When my son Elijah was around 3, he was obsessed with Thomas the Tank Engine™, a “cheeky” steam train engine that gets into a lot of trouble while working with a team of fellow engines and cars with characteristically British names.
Elijah and I read a lot of Thomas books, and we had Thomas the Tank Engine wooden model trains, tracks, towers, switching stations. You name it.
One day, Elijah held up a green coal car and said, “Daddy, Daddy! Where is Henry?”
“Well, I don’t know, but you have his coal tender in your hand. Why don’t you play with that?”
My son replied, “Noooooo…. Daddy, a coal car’s no good without an engine!”
I thought for a second and said, “You’re right! And an engine is no good without a coal car.”
Later that same night, Elijah and I read a Thomas book called “A Crack in the Track,” in which Thomas tries to help a fellow engine who is “feeling under the weather” by taking his passengers to their destination. But a storm dumps heavy rain and hail on the track, breaking it and preventing Thomas from getting to the station. Soon, other trains become backed up behind Thomas and stubbornly refuse to turn around and go to a switching station. All of the trains end up stuck at the obstacle. The book ends with, “Thomas realized that as strong as he is, an engine is only as good as its track.”
I realized Thomas’ scenario could easily describe many nonprofit organizations. A train (organization) is useless without fuel, in this case, coal in the coupled tender car (financial resources and human capital). But neither train nor coal car is any good if the track (strategic plan) is broken or leads in the wrong direction.
In other words, you can raise all the money you want, but without a good engineer (strong leadership), forward momentum, and a clear purpose, the resources are burned up without moving the organization forward.
In my work with nonprofits through the Harold Grinspoon Foundation, we recognized that it was important to not only provide “fuel,” (funding) but also a clear destination and the organizational infrastructure to effectively light the fires and keep them burning.
Some groups were able to easily fill their coffers with their fundraising efforts. But a few of these same organizations didn’t always have strong engineers, a well-oiled engine, or a clear destination. So the foundation’s mentoring program provided training and counsel to the organizations’ leadership to strengthen governance to help them create a strong strategic plan and a well-mapped path.
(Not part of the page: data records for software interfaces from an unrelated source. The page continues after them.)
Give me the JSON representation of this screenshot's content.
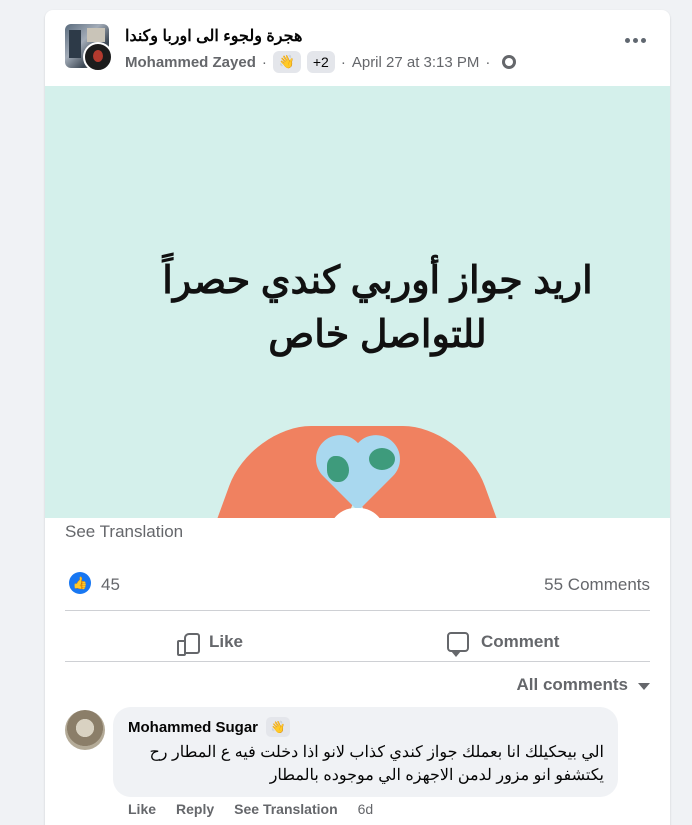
{
  "post": {
    "group_name": "هجرة ولجوء الى اوربا وكندا",
    "author": "Mohammed Zayed",
    "wave_badge": "👋",
    "extra_badges": "+2",
    "timestamp": "April 27 at 3:13 PM",
    "image_text_line1": "اريد جواز أوربي كندي حصراً",
    "image_text_line2": "للتواصل خاص",
    "see_translation": "See Translation",
    "like_count": "45",
    "comment_count": "55 Comments",
    "like_label": "Like",
    "comment_label": "Comment",
    "all_comments_label": "All comments",
    "colors": {
      "accent": "#1877f2",
      "image_bg": "#d4f0eb",
      "hands": "#f08160"
    }
  },
  "comment": {
    "author": "Mohammed Sugar",
    "wave_badge": "👋",
    "text": "الي بيحكيلك انا بعملك جواز كندي كذاب لانو اذا دخلت فيه ع المطار رح يكتشفو انو مزور لدمن الاجهزه الي موجوده بالمطار",
    "like": "Like",
    "reply": "Reply",
    "see_translation": "See Translation",
    "time": "6d"
  }
}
In my current work with Rainmaker, clients sometimes ask why I am question them about governance, strategic planning, the decision-making process, staff and board relations, and other organizational concerns.
My oft-heard answer is, “If money can fix it, it’s not the problem.”
Their puzzled look is often followed by a request for additional clarification. I remind them that numerous systemic problems remain unresolved despite massive amounts of money and resources.
One can find examples of this in nearly every sector of for-profit business, government, world relief efforts, and certainly in the nonprofit sector. The reason is that a coal car is no good without an engine, and an engine is no good without a coal car. Neither the train nor the cars are any use without a sure track that takes them to their desired destination.
But if all of those things are working effectively in tandem and the organization is on track, it has the momentum of a freight train.
If you don’t believe me, just ask a 3-year-old.